(Source records)
────────────────────────────────────────

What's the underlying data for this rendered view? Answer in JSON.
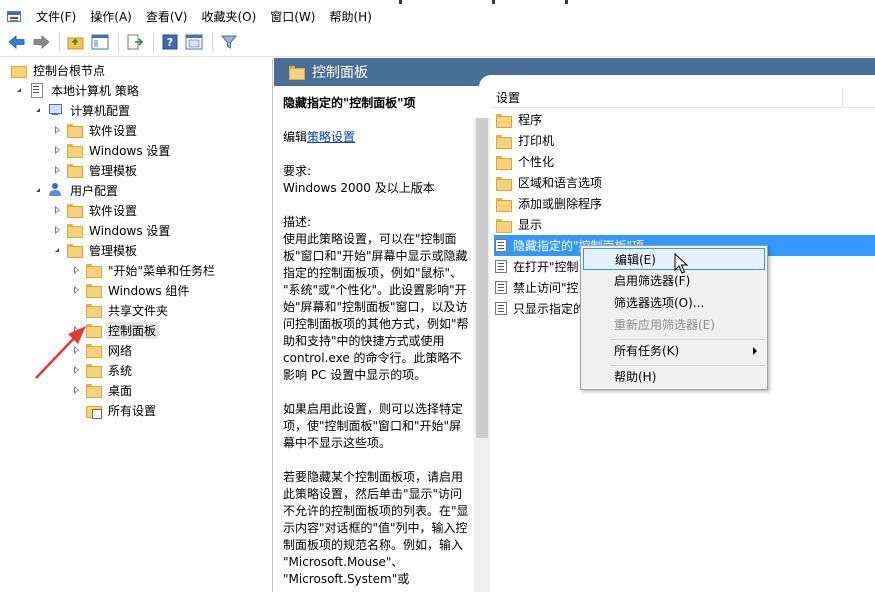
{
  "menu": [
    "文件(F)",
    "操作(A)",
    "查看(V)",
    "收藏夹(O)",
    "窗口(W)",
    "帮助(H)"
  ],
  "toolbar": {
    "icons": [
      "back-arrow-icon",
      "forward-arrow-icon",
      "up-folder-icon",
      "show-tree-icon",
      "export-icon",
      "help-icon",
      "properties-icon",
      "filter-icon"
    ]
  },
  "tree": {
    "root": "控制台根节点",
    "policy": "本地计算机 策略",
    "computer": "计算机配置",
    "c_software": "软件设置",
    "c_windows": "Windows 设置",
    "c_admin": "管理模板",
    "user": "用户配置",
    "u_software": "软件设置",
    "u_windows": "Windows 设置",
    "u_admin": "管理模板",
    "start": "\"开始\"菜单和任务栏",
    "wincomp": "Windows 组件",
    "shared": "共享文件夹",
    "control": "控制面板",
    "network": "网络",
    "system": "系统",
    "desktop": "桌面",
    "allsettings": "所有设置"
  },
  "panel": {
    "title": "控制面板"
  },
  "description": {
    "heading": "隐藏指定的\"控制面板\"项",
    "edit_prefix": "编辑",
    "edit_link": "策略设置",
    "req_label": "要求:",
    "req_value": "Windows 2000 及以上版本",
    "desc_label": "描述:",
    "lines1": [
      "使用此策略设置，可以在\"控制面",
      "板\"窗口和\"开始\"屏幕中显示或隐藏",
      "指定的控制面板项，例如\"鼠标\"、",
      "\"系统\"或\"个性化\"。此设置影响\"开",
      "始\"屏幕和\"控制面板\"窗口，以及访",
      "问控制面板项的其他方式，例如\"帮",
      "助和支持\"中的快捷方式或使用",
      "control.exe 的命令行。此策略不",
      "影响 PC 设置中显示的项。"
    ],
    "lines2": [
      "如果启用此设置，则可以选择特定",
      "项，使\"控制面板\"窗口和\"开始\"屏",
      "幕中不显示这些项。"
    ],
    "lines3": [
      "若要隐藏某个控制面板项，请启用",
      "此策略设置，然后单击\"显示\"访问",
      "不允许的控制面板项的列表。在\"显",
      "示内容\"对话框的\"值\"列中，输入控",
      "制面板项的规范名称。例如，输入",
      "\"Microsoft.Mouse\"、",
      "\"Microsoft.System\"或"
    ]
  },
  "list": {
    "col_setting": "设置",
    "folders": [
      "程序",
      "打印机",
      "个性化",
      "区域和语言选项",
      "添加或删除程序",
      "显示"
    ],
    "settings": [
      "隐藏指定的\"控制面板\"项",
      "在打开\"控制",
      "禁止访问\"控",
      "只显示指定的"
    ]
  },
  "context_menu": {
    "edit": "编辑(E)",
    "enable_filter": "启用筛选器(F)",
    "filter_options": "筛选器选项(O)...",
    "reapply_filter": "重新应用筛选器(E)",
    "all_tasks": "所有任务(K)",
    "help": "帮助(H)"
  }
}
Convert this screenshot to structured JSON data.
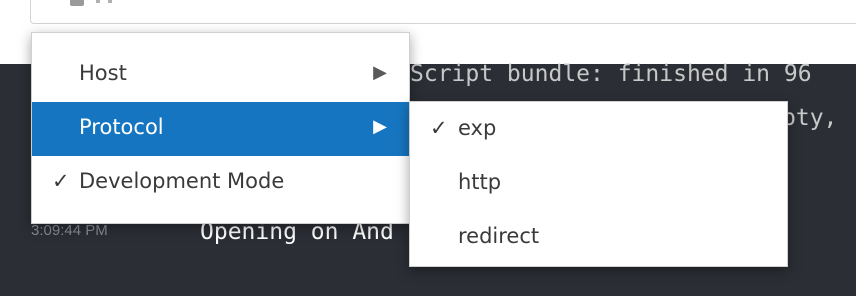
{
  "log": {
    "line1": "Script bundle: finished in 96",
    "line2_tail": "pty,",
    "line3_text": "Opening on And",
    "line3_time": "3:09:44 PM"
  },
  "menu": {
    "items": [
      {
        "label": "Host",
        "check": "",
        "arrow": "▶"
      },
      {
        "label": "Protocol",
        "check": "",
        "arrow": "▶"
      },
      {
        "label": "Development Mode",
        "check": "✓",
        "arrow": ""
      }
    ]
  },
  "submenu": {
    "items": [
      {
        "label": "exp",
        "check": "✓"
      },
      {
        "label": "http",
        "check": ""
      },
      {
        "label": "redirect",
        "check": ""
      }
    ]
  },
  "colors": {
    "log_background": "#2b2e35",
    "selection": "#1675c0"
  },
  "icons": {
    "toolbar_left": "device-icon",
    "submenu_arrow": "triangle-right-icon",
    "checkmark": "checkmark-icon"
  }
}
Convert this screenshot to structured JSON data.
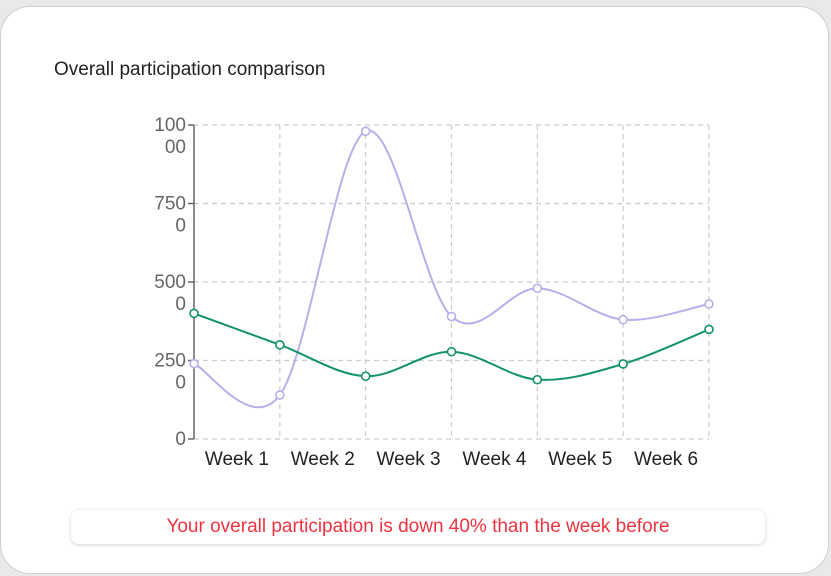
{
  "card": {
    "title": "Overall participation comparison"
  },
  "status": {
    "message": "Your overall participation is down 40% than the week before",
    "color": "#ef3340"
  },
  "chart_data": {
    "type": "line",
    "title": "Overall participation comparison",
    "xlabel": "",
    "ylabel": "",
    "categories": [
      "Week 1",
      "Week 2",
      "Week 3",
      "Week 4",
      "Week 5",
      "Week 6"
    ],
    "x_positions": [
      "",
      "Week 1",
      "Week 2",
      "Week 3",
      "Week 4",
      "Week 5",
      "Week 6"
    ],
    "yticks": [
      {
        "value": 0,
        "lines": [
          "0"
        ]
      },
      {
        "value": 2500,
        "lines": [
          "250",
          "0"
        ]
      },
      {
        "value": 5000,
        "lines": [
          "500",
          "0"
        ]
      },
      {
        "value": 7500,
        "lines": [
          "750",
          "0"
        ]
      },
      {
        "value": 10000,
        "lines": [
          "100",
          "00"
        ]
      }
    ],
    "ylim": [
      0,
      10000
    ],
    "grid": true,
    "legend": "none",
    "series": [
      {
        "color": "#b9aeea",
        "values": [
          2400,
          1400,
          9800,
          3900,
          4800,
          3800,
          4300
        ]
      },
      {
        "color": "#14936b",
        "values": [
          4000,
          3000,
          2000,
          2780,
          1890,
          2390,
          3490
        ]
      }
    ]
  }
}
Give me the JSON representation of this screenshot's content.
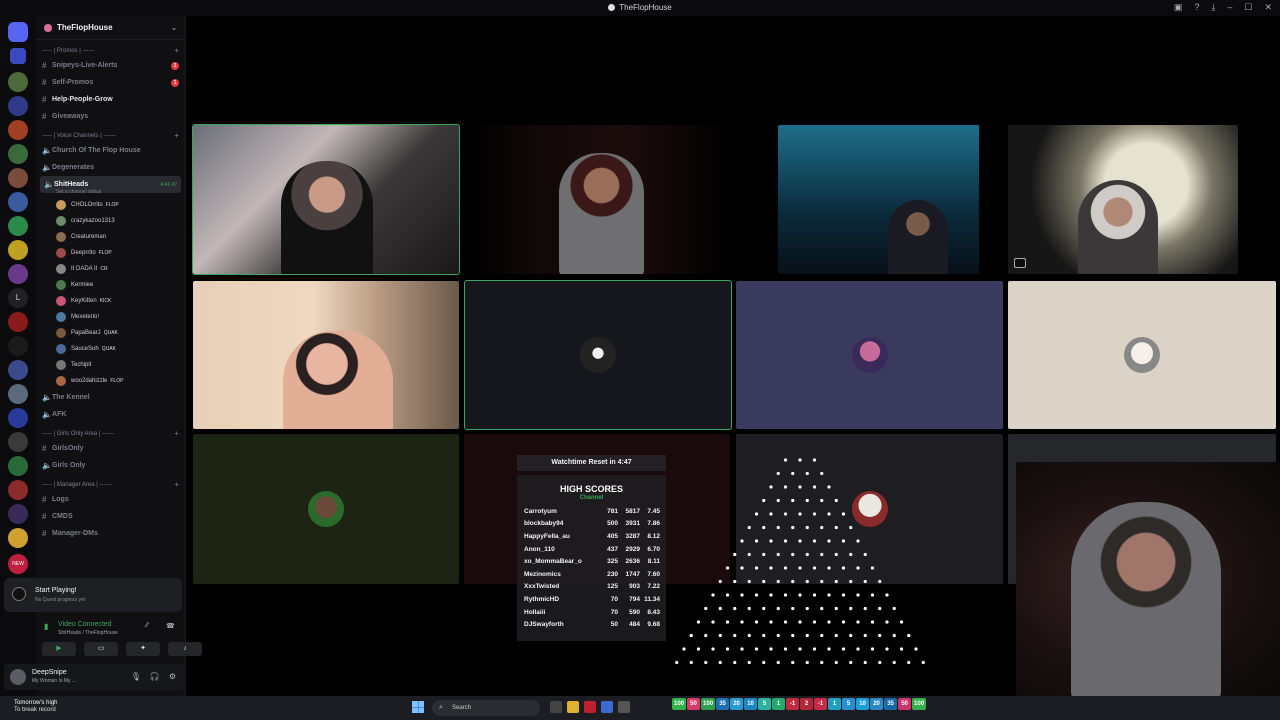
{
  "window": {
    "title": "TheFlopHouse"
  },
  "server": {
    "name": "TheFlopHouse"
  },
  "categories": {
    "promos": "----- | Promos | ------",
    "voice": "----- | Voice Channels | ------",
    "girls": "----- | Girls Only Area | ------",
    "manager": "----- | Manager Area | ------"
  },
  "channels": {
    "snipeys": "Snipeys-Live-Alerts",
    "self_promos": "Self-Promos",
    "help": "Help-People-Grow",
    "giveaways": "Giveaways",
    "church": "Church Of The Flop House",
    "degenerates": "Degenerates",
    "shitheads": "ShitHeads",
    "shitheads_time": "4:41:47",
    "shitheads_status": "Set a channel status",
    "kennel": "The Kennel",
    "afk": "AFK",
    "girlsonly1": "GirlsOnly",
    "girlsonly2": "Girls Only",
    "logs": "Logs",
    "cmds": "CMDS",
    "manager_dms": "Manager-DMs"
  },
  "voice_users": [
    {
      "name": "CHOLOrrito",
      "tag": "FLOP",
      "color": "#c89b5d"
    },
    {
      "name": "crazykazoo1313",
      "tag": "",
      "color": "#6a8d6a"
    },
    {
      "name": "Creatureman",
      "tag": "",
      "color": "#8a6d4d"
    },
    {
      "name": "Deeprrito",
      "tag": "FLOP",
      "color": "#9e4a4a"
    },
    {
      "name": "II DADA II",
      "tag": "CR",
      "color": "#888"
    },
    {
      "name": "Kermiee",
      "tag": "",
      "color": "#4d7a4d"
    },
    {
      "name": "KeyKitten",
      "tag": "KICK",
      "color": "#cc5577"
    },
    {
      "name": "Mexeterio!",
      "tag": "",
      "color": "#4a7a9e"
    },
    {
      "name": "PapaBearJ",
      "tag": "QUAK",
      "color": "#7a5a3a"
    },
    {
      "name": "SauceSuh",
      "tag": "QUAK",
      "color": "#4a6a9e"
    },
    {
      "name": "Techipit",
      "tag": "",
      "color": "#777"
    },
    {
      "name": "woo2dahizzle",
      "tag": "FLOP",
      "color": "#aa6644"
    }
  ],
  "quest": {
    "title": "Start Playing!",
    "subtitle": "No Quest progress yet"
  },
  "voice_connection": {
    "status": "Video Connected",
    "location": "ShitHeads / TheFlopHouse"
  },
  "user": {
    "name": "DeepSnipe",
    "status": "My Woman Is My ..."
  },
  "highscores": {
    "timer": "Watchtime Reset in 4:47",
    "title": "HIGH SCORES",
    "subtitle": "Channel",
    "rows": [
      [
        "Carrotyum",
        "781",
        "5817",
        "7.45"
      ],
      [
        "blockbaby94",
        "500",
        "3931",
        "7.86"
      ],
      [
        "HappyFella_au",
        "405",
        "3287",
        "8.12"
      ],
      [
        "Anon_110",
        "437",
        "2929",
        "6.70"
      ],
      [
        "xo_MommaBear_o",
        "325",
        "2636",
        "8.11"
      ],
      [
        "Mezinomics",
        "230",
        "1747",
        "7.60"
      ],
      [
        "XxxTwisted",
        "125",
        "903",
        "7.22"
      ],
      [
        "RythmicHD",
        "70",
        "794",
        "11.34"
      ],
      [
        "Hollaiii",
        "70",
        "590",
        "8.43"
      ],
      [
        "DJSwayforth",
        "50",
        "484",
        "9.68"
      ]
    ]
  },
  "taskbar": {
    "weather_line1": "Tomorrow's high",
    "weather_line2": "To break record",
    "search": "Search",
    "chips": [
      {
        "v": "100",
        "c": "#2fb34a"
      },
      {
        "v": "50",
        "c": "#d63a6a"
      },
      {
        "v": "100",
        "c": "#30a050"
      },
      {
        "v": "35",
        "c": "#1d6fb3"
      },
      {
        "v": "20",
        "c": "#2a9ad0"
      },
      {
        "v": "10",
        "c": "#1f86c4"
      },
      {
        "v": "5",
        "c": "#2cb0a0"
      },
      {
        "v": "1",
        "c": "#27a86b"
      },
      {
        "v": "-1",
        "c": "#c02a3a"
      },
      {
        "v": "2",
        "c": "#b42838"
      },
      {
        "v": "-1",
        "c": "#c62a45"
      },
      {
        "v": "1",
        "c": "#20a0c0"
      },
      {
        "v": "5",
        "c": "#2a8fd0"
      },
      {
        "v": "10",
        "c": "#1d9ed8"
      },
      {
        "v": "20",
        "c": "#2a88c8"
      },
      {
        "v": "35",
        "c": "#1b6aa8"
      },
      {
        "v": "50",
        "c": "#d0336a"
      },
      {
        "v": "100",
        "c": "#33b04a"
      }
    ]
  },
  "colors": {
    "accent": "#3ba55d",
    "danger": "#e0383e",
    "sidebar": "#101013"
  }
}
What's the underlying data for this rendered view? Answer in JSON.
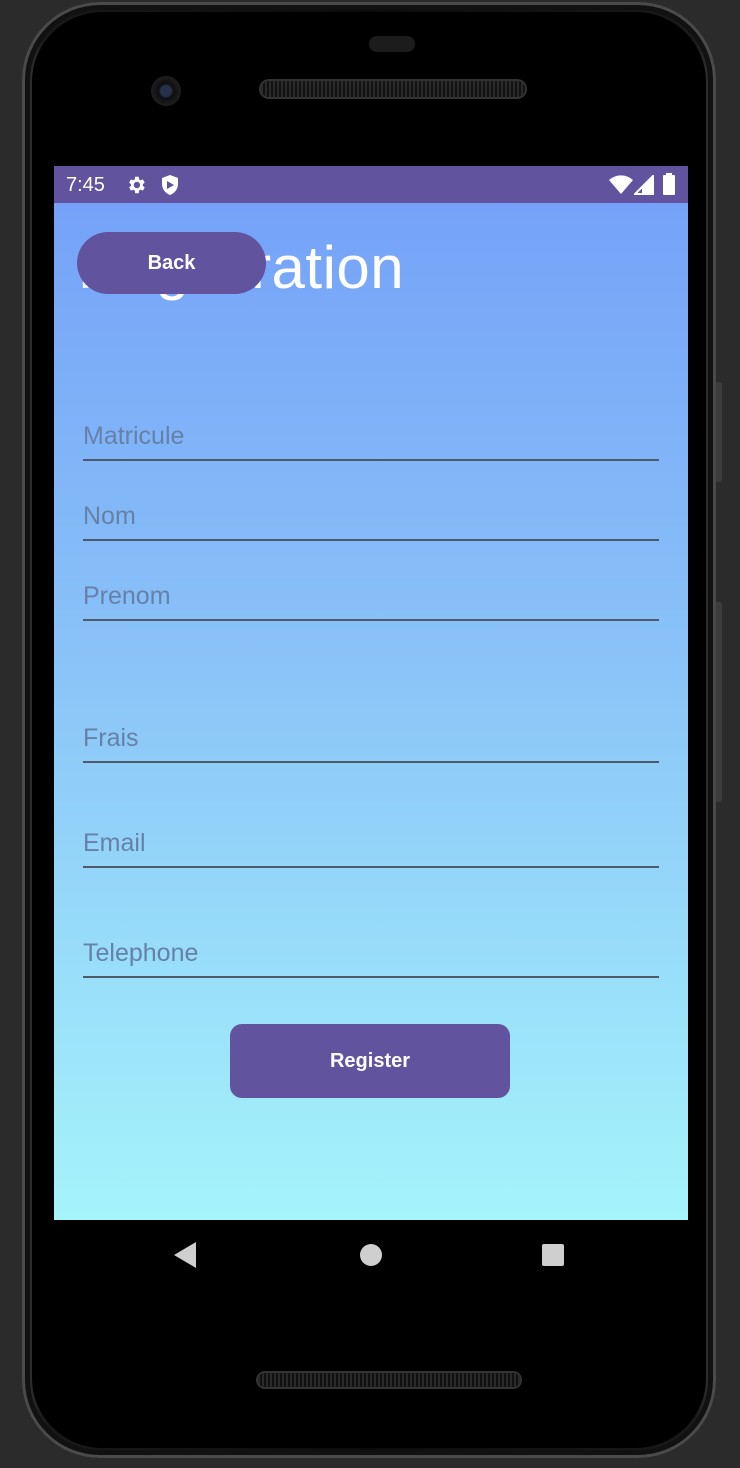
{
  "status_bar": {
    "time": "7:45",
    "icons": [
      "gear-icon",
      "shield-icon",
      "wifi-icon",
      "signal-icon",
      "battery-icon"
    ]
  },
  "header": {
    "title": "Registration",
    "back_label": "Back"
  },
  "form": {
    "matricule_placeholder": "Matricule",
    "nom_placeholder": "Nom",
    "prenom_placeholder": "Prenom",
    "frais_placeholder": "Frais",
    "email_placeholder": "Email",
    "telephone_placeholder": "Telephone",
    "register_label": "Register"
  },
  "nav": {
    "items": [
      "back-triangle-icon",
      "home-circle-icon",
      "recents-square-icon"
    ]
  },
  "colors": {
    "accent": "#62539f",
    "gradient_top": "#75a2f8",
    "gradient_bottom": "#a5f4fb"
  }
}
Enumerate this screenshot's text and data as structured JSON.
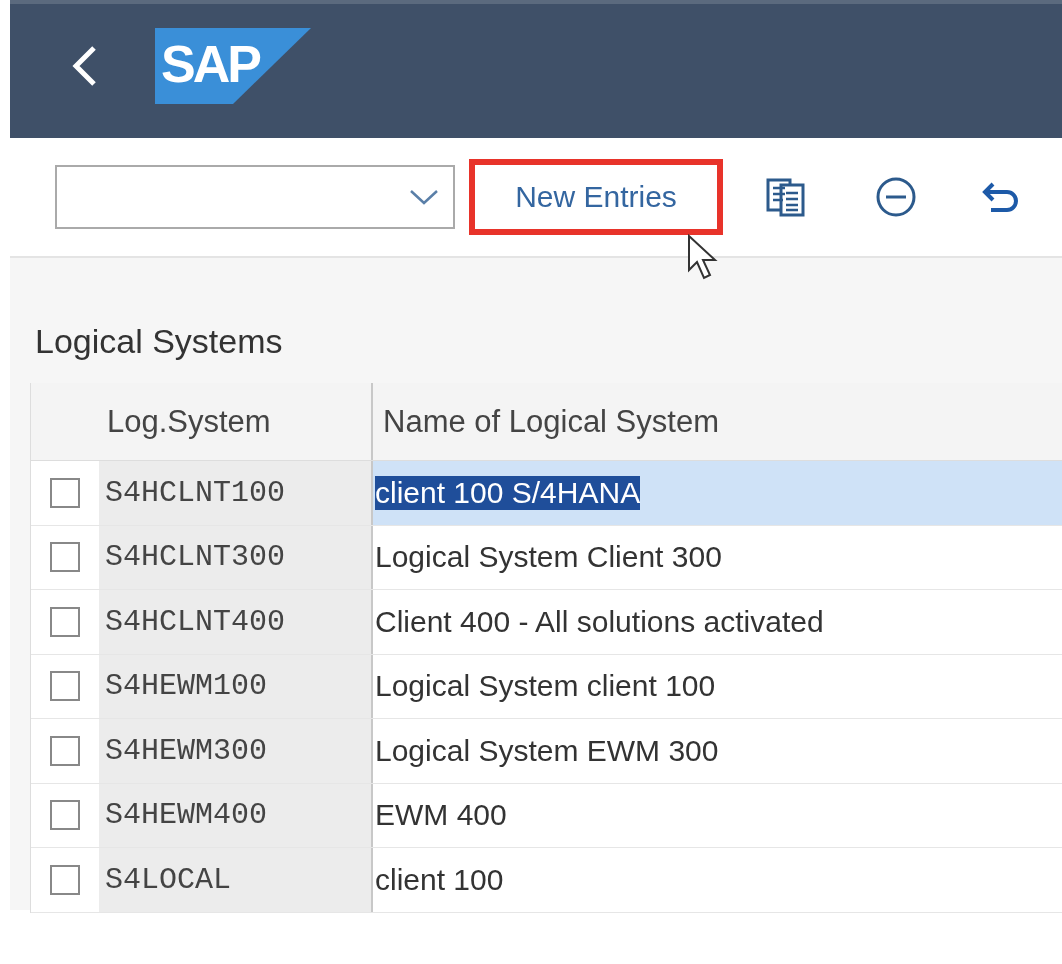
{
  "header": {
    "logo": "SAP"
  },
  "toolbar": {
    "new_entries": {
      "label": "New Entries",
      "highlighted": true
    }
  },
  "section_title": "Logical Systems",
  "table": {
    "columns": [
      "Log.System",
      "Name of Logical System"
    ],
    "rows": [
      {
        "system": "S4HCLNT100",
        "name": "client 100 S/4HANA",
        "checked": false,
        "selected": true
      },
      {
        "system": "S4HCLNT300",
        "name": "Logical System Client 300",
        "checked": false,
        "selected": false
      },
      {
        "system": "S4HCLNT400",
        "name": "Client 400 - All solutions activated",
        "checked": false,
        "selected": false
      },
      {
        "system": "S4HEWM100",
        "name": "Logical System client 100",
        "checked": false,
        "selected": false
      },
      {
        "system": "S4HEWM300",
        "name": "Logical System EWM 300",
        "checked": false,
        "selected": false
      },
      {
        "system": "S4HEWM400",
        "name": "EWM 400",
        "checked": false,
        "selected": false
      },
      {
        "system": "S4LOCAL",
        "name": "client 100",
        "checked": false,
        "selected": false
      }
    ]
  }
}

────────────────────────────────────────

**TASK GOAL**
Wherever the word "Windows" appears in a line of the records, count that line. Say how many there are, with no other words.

**ANSWER AREA**
4